The Columbia Broadcasting System is taking this approach in their print media, using the assemblage "$#*!" to take the place of the missing word in their new show's title. However, since television uses audio, they use the broadcast equivalent, the "bleep" when announcing their new production. Rather than enunciating "Dollar sign, pound sign, asterisk, exclamation point My Father Says" coming up next on most of these stations," we can expect the tone of politeness to cover up the word that, by now everyone with a television set has made a guess at. I will be anxious to hear the guys in the booth during the football season do promos for the show on live TV, making the choice, perhaps on the fly, to let the five-second delay catch it or simply refer to it as "Bill Shatner's new show."
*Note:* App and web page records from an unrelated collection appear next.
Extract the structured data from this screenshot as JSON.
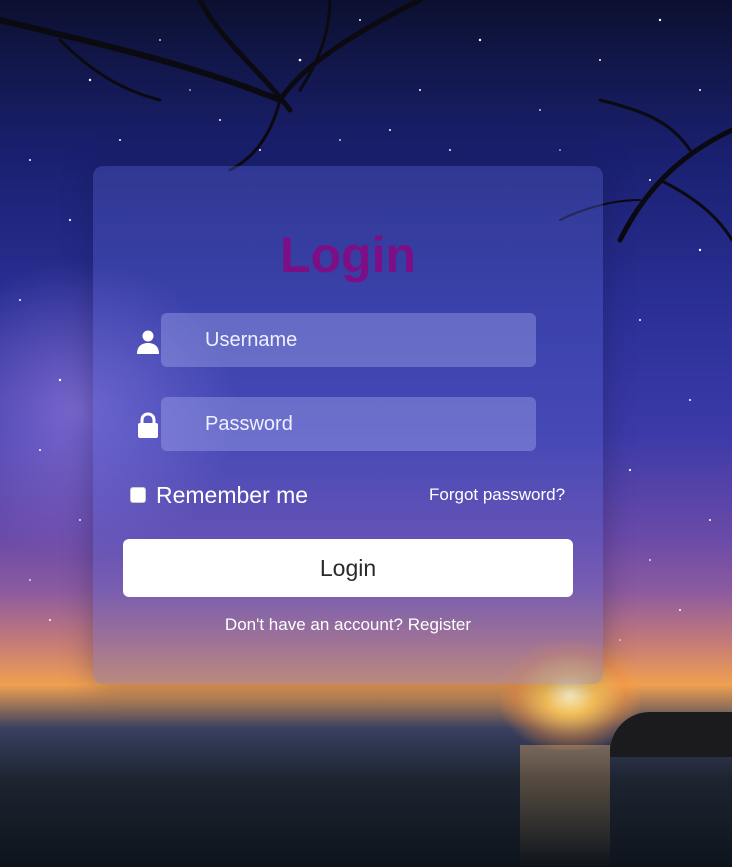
{
  "login_form": {
    "title": "Login",
    "username": {
      "placeholder": "Username",
      "value": ""
    },
    "password": {
      "placeholder": "Password",
      "value": ""
    },
    "remember_label": "Remember me",
    "remember_checked": false,
    "forgot_label": "Forgot password?",
    "submit_label": "Login",
    "register_prompt": "Don't have an account?",
    "register_link": "Register"
  },
  "colors": {
    "title": "#7e0e86",
    "button_bg": "#ffffff",
    "button_text": "#2a2a2a",
    "text": "#ffffff"
  },
  "icons": {
    "username": "user-icon",
    "password": "lock-icon"
  }
}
Which brings us to this point: If you are still unable, via standards and practices or concern for advertising revenue, to commit to the expletive of your choice, why not simply refer to it as "Stuff My Dad Says," and be done with it? I'm a big fan of artistic integrity, and I think that it's a shame that the first of seven words that George Carlin listed almost thirty years ago are still taboo on broadcast television. Which explains why Denis Leary shows up on Fox's cable alternative, FX. For the record, William Shatner doesn't think "the S word" should be a big deal. This makes sense because, first of all, if it is then maybe he won't have a show to promote. Second, and perhaps more obviously, if he has a show that people talk about before it's ever on the air because the title has a dirty word in it, then it matters just a little less that hundreds of advertisers are choosing to avoid it like the plague.
It remains an interesting conundrum, where our society has evolved in the way that it has and become so much more accepting of so many different sights and sounds, but this one little word can still stir up so much - stuff.